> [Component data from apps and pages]
▬▬▬▬▬▬

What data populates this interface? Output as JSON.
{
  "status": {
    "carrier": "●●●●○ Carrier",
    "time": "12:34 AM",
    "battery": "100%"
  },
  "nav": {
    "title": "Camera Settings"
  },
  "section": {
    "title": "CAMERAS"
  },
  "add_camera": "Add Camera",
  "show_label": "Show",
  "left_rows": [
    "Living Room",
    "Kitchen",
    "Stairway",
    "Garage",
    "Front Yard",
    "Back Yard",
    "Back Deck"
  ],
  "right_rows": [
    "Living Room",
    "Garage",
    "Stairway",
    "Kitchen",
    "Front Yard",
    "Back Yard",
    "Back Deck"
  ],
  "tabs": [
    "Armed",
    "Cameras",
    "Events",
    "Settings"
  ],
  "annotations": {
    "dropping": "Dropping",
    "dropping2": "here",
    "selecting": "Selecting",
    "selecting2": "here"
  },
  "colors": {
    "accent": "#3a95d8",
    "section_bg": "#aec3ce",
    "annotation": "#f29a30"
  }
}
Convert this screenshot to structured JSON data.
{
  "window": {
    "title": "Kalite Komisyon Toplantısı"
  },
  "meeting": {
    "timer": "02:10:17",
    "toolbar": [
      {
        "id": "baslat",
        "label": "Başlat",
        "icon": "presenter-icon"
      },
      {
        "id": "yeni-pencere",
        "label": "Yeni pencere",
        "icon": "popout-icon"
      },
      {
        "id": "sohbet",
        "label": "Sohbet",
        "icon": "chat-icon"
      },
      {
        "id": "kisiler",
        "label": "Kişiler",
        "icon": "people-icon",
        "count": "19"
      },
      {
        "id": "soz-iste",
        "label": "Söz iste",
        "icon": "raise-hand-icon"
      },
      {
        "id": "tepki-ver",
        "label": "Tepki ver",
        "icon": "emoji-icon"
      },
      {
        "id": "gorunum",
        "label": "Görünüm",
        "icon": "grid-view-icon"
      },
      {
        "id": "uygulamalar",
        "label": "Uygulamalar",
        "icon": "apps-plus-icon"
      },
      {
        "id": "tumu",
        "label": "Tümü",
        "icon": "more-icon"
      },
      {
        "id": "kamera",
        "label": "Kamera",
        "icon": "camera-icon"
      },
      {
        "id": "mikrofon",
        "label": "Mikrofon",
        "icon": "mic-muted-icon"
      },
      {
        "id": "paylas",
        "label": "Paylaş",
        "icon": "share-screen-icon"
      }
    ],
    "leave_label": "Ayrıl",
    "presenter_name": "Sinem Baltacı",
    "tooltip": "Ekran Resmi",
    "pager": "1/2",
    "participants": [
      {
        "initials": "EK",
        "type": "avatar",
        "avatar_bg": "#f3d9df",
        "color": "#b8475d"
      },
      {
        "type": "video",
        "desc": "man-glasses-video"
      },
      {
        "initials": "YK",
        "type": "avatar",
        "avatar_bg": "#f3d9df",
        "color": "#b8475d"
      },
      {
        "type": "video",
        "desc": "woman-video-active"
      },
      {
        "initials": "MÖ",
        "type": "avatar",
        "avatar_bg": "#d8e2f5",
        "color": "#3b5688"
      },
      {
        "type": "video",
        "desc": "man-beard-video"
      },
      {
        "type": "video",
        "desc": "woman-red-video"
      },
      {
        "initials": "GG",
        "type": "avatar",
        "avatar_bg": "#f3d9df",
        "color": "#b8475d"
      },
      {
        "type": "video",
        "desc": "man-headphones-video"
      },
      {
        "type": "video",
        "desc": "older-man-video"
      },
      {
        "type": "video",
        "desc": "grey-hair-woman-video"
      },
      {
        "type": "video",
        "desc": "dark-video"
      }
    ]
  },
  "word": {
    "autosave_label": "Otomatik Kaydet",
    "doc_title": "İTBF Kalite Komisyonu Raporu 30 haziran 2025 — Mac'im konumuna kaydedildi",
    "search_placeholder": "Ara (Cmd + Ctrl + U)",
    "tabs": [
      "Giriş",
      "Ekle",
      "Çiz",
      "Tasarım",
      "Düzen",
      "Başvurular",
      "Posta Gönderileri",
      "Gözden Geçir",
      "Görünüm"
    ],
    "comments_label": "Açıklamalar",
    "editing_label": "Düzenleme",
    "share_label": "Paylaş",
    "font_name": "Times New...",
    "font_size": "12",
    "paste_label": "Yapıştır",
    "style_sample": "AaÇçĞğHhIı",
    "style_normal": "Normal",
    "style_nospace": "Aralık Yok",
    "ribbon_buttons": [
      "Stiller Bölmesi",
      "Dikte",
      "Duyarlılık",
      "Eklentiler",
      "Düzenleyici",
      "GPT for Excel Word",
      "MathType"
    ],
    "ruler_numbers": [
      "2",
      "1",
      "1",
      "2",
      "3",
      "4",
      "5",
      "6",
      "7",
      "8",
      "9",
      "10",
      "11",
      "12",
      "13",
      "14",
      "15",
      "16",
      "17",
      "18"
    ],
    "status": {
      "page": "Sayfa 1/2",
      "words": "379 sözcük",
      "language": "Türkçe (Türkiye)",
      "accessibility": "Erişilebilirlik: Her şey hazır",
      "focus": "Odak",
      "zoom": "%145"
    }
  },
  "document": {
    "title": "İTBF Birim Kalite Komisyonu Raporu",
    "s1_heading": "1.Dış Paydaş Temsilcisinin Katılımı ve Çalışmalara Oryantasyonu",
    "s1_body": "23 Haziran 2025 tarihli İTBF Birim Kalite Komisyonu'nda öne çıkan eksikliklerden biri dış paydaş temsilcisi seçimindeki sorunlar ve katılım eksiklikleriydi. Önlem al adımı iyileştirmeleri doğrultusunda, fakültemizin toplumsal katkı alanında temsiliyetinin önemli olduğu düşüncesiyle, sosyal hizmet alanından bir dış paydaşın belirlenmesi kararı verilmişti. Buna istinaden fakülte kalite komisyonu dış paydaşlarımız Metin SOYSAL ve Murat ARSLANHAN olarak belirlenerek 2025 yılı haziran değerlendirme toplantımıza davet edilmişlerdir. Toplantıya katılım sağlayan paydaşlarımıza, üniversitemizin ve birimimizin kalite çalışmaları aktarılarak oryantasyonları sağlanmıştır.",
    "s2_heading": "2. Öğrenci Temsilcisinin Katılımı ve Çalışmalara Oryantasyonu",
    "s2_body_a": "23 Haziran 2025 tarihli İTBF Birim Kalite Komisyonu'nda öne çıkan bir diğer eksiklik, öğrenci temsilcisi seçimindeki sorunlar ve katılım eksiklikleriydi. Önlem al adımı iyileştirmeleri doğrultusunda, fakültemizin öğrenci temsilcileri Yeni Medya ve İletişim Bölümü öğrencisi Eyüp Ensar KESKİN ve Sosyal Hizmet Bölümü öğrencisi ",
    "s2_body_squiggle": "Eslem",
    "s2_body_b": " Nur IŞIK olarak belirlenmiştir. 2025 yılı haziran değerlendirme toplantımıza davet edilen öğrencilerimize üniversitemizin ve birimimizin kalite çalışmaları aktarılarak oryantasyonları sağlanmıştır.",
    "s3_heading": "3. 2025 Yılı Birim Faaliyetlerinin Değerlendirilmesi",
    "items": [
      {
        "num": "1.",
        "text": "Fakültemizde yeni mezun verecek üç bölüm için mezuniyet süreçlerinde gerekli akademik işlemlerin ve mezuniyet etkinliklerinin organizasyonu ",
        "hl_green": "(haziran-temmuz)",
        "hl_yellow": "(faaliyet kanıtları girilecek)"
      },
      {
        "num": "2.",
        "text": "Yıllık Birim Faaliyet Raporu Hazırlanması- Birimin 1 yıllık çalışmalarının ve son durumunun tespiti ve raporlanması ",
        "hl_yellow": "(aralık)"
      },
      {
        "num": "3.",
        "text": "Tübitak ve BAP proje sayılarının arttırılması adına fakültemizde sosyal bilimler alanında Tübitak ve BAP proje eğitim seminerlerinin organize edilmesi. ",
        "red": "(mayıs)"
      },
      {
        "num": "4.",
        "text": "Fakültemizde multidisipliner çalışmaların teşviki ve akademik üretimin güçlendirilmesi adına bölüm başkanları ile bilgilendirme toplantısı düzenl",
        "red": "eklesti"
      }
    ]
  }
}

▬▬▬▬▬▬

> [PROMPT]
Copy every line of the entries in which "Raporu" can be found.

> [EXERCISE RESULT]
    "doc_title": "İTBF Kalite Komisyonu Raporu 30 haziran 2025 — Mac'im konumuna kaydedildi",
    "title": "İTBF Birim Kalite Komisyonu Raporu",
        "text": "Yıllık Birim Faaliyet Raporu Hazırlanması- Birimin 1 yıllık çalışmalarının ve son durumunun tespiti ve raporlanması ",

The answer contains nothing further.